- Made an official statement. After admitting they “missed the mark,” the public still wondered: how on earth the video was ever approved in the first place? It didn’t seem plausible that the concept ever made it past various experts in the corporate marketing and advertising departments. In particular, the media demanded to know how Unilever, Dove’s parent company, let this happen. After Jezebel requested a comment, the company provided this thoughtful statement to address the valid concerns:“As a part of a campaign for Dove body wash, a 3-second video clip was posted to the US Facebook page. This did not represent the diversity of real beauty which is something Dove is passionate about and is core to our beliefs, and it should not have happened. We have removed the post and have not published any other related content. We apologise deeply and sincerely for the offence that it has caused and do not condone any activity or imagery that insults any audience.”
While these remarks didn’t make the problem go away entirely, it certainly stamped out many of the flames. To ignore the public’s demands for answers would have only made the situation worse. It was critically important for Dove and Unilever to listen and respond accordingly, which they ultimately did. Are people still mad? Yes. But in the grand scheme of things, this Dove PR crisis faded into the background.
You put your foot in your mouth
Have you ever said something only to immediately clap your hand over your mouth, wishing you take back the embarassing, rude, or thankless statement? Unfortunately, it’s easy for this to happen on a large scale in the public eye.
One of the most cringe-inducing examples is brought to you by Adidas. In April 2017, the brand sent an email to Boston Marathon runners after the race with the subject line: “Congrats, you survived the Boston Marathon!” This message came as a shock to many, as it followed the horrific bombing of the Boston Marathon in 2013 that killed three people and injured 260 bystanders.
Even though this faux pas did not originate on social media, it spread like wildfire as people took to Twitter to rebuke the company for their insensitivity.
Instead of being defensive, Adidas did the right thing by owning up to the grievous error and issuing a sincere, apologetic tweet. While it would be cool to travel back in time to avoid our wrongdoings, the next best thing is to make them right with an apology like this one.
If and when you make a social media mistake, don’t beat yourself up too much. Concentrate on what you can change instead and improve the situation.
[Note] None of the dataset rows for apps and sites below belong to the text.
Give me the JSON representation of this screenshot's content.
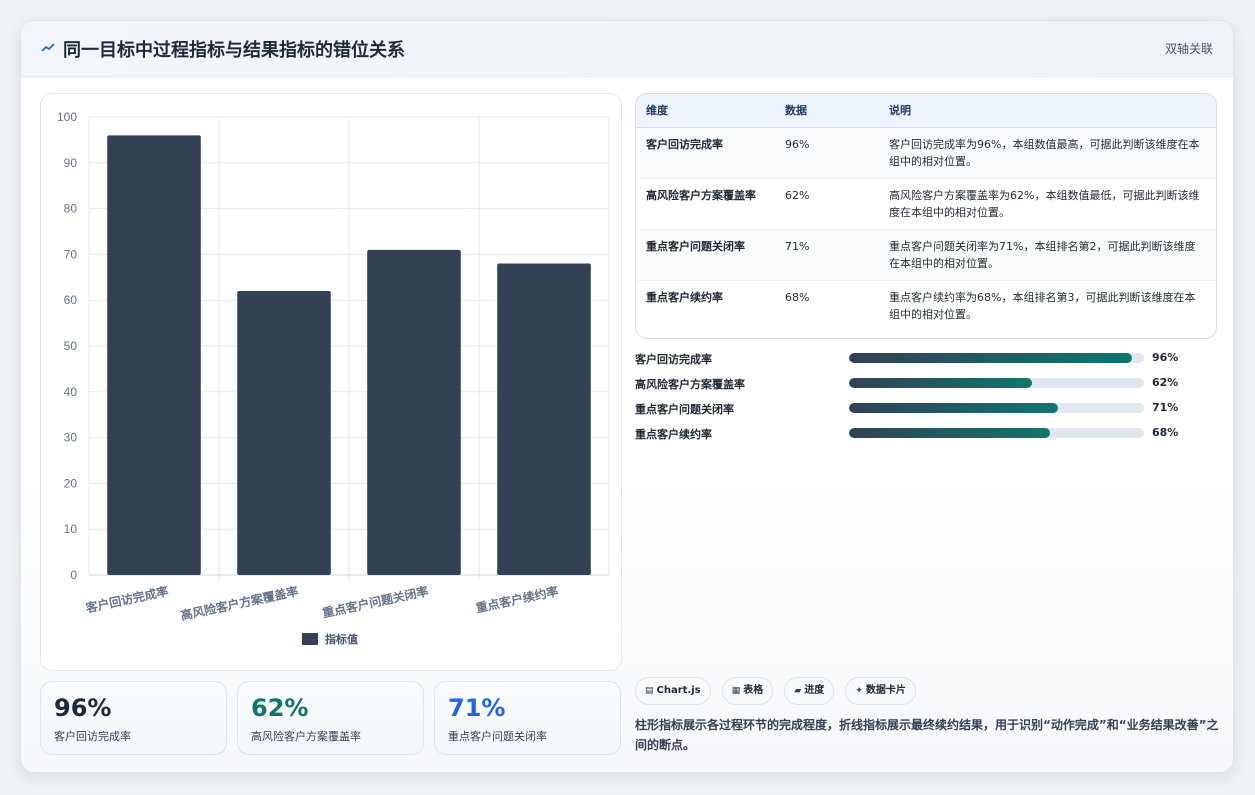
{
  "header": {
    "title": "同一目标中过程指标与结果指标的错位关系",
    "tag": "双轴关联"
  },
  "colors": {
    "bar": "#334155",
    "accent_teal": "#0f766e",
    "accent_blue": "#2563eb",
    "dark": "#1e293b"
  },
  "chart_data": {
    "type": "bar",
    "categories": [
      "客户回访完成率",
      "高风险客户方案覆盖率",
      "重点客户问题关闭率",
      "重点客户续约率"
    ],
    "series": [
      {
        "name": "指标值",
        "values": [
          96,
          62,
          71,
          68
        ]
      }
    ],
    "ylim": [
      0,
      100
    ],
    "yticks": [
      0,
      10,
      20,
      30,
      40,
      50,
      60,
      70,
      80,
      90,
      100
    ],
    "legend": "bottom",
    "grid": true
  },
  "table": {
    "headers": [
      "维度",
      "数据",
      "说明"
    ],
    "rows": [
      {
        "dim": "客户回访完成率",
        "value": "96%",
        "desc": "客户回访完成率为96%，本组数值最高，可据此判断该维度在本组中的相对位置。"
      },
      {
        "dim": "高风险客户方案覆盖率",
        "value": "62%",
        "desc": "高风险客户方案覆盖率为62%，本组数值最低，可据此判断该维度在本组中的相对位置。"
      },
      {
        "dim": "重点客户问题关闭率",
        "value": "71%",
        "desc": "重点客户问题关闭率为71%，本组排名第2，可据此判断该维度在本组中的相对位置。"
      },
      {
        "dim": "重点客户续约率",
        "value": "68%",
        "desc": "重点客户续约率为68%，本组排名第3，可据此判断该维度在本组中的相对位置。"
      }
    ]
  },
  "progress": [
    {
      "label": "客户回访完成率",
      "value": "96%",
      "fraction": 0.96
    },
    {
      "label": "高风险客户方案覆盖率",
      "value": "62%",
      "fraction": 0.62
    },
    {
      "label": "重点客户问题关闭率",
      "value": "71%",
      "fraction": 0.71
    },
    {
      "label": "重点客户续约率",
      "value": "68%",
      "fraction": 0.68
    }
  ],
  "kpis": [
    {
      "value": "96%",
      "label": "客户回访完成率",
      "color": "#1e293b"
    },
    {
      "value": "62%",
      "label": "高风险客户方案覆盖率",
      "color": "#0f766e"
    },
    {
      "value": "71%",
      "label": "重点客户问题关闭率",
      "color": "#2563eb"
    }
  ],
  "chips": [
    {
      "icon": "chart-icon",
      "label": "Chart.js"
    },
    {
      "icon": "table-icon",
      "label": "表格"
    },
    {
      "icon": "progress-icon",
      "label": "进度"
    },
    {
      "icon": "sparkle-icon",
      "label": "数据卡片"
    }
  ],
  "footnote": "柱形指标展示各过程环节的完成程度，折线指标展示最终续约结果，用于识别“动作完成”和“业务结果改善”之间的断点。"
}
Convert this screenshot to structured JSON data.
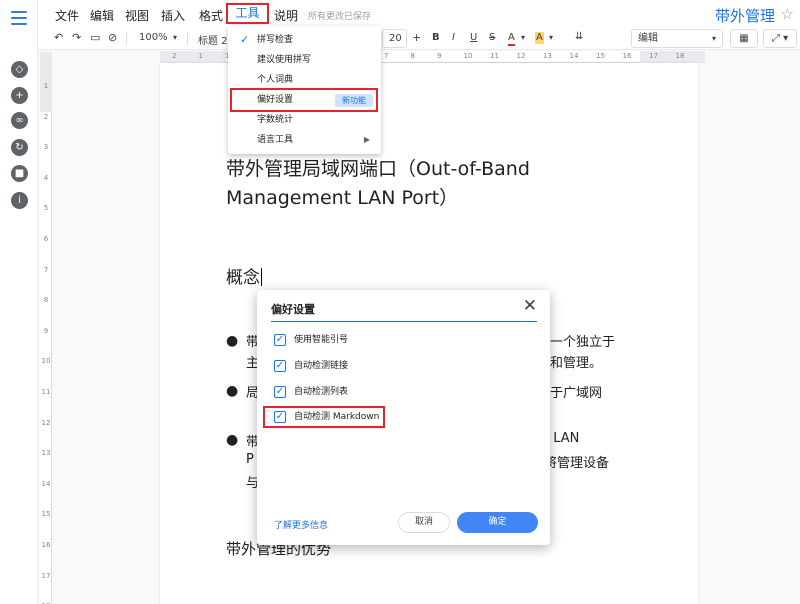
{
  "menubar": {
    "items": [
      "文件",
      "编辑",
      "视图",
      "插入",
      "格式"
    ],
    "tools": "工具",
    "help": "说明",
    "saved_status": "所有更改已保存",
    "doc_title": "带外管理"
  },
  "toolbar": {
    "zoom": "100%",
    "style": "标题 2",
    "font_size": "20",
    "mode": "编辑"
  },
  "ruler": {
    "h_numbers": [
      "2",
      "1",
      "1",
      "2",
      "3",
      "4",
      "5",
      "6",
      "7",
      "8",
      "9",
      "10",
      "11",
      "12",
      "13",
      "14",
      "15",
      "16",
      "17",
      "18"
    ],
    "v_numbers": [
      "1",
      "2",
      "3",
      "4",
      "5",
      "6",
      "7",
      "8",
      "9",
      "10",
      "11",
      "12",
      "13",
      "14",
      "15",
      "16",
      "17",
      "18"
    ]
  },
  "tools_menu": {
    "items": [
      {
        "label": "拼写检查",
        "checked": true
      },
      {
        "label": "建议使用拼写"
      },
      {
        "label": "个人词典"
      },
      {
        "label": "偏好设置",
        "badge": "新功能"
      },
      {
        "label": "字数统计"
      },
      {
        "label": "语言工具",
        "submenu": true
      }
    ]
  },
  "document": {
    "heading1": "带外管理局域网端口（Out-of-Band Management LAN Port）",
    "heading2": "概念",
    "bullet1_left1": "带",
    "bullet1_left2": "主",
    "bullet1_right1": "一个独立于",
    "bullet1_right2": "和管理。",
    "bullet2_left": "局",
    "bullet2_right": "于广域网",
    "bullet3_left1": "带",
    "bullet3_left2": "P",
    "bullet3_left3": "与",
    "bullet3_right1": "t LAN",
    "bullet3_right2": "将管理设备",
    "heading3": "带外管理的优势"
  },
  "dialog": {
    "title": "偏好设置",
    "options": [
      {
        "label": "使用智能引号",
        "checked": true
      },
      {
        "label": "自动检测链接",
        "checked": true
      },
      {
        "label": "自动检测列表",
        "checked": true
      },
      {
        "label": "自动检测 Markdown",
        "checked": true
      }
    ],
    "learn_more": "了解更多信息",
    "cancel": "取消",
    "ok": "确定"
  }
}
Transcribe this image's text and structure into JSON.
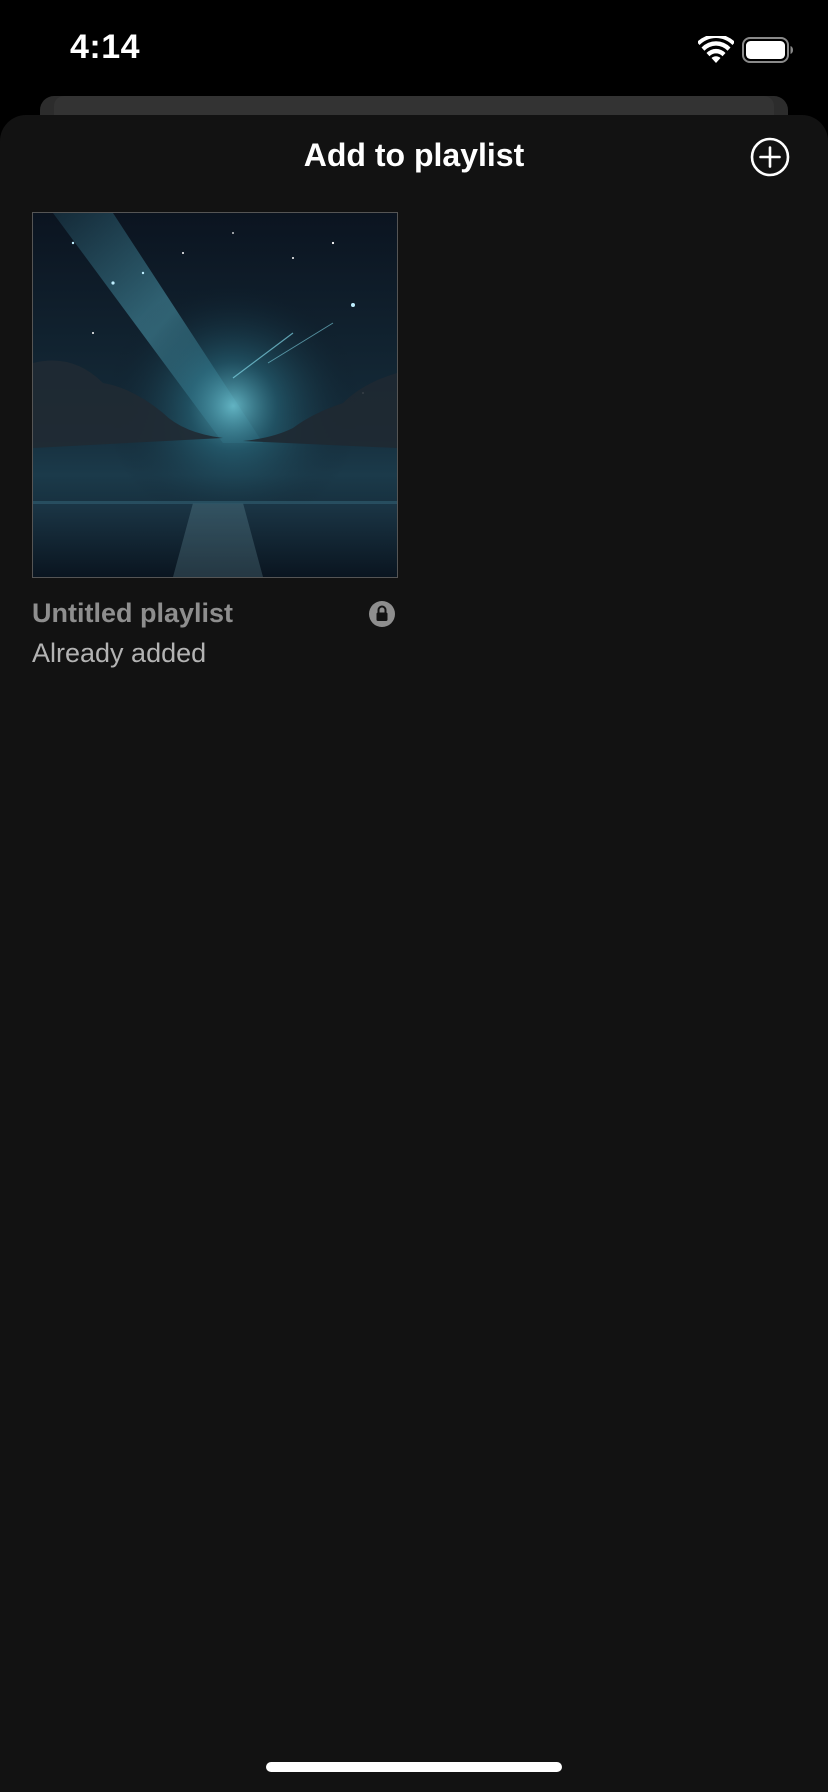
{
  "status_bar": {
    "time": "4:14",
    "wifi_icon": "wifi-icon",
    "battery_icon": "battery-icon"
  },
  "sheet": {
    "title": "Add to playlist",
    "add_icon": "plus-circle-icon"
  },
  "playlists": [
    {
      "name": "Untitled playlist",
      "status": "Already added",
      "private_icon": "lock-icon",
      "cover_icon": "night-sky-cover-art"
    }
  ],
  "colors": {
    "sheet_background": "#121212",
    "title": "#ffffff",
    "playlist_name": "#8e8e8e",
    "playlist_status": "#b3b3b3"
  }
}
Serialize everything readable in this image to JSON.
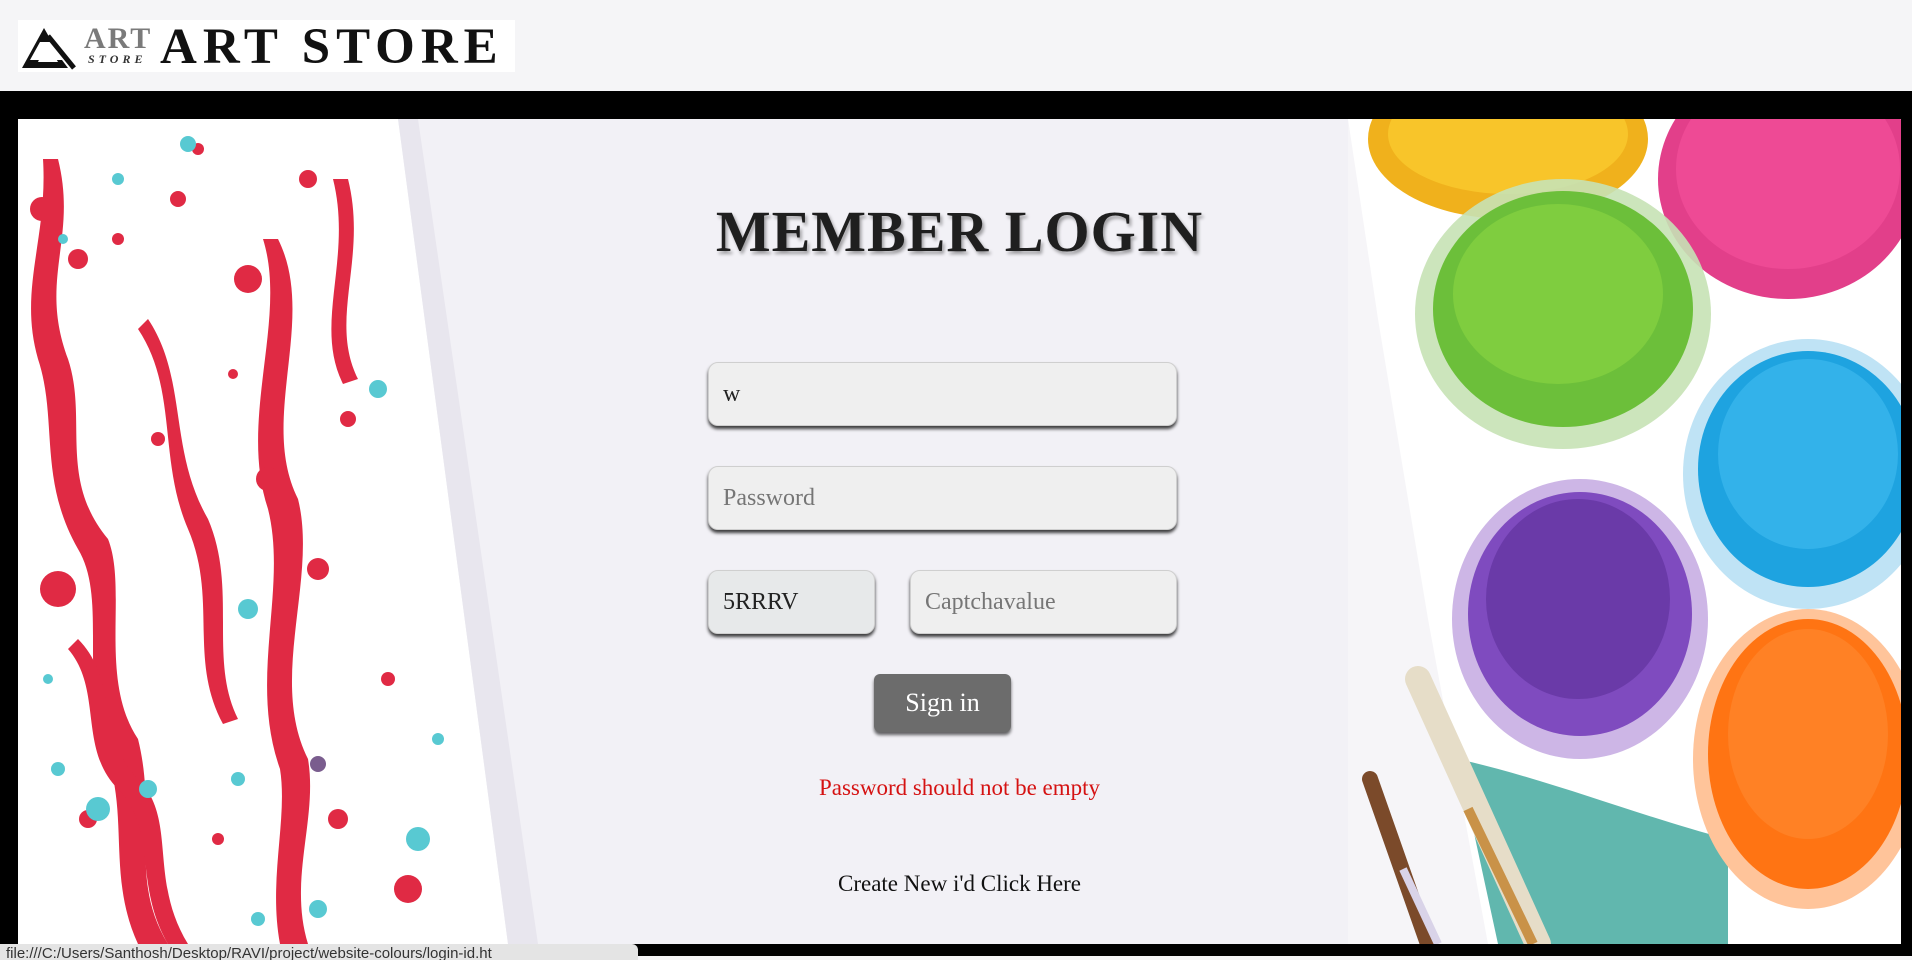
{
  "header": {
    "logo_small_art": "ART",
    "logo_small_store": "STORE",
    "logo_title": "ART STORE"
  },
  "login": {
    "title": "MEMBER LOGIN",
    "username_value": "w",
    "password_placeholder": "Password",
    "captcha_code": "5RRRV",
    "captcha_placeholder": "Captchavalue",
    "signin_label": "Sign in",
    "error_message": "Password should not be empty",
    "create_prefix": "Create New i'd ",
    "create_link": "Click Here"
  },
  "statusbar": {
    "url": "file:///C:/Users/Santhosh/Desktop/RAVI/project/website-colours/login-id.ht"
  },
  "colors": {
    "error": "#d51212",
    "button": "#6c6c6c",
    "background_band": "#000000"
  },
  "icons": [
    "art-store-logo-icon",
    "paint-splatter-image",
    "paint-pots-image"
  ]
}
As always, rely heavily on listening to inform your next move. If you’re looking for an efficient way to monitor conversations about your brand, make sure you’re using all of the new features on your dashboard.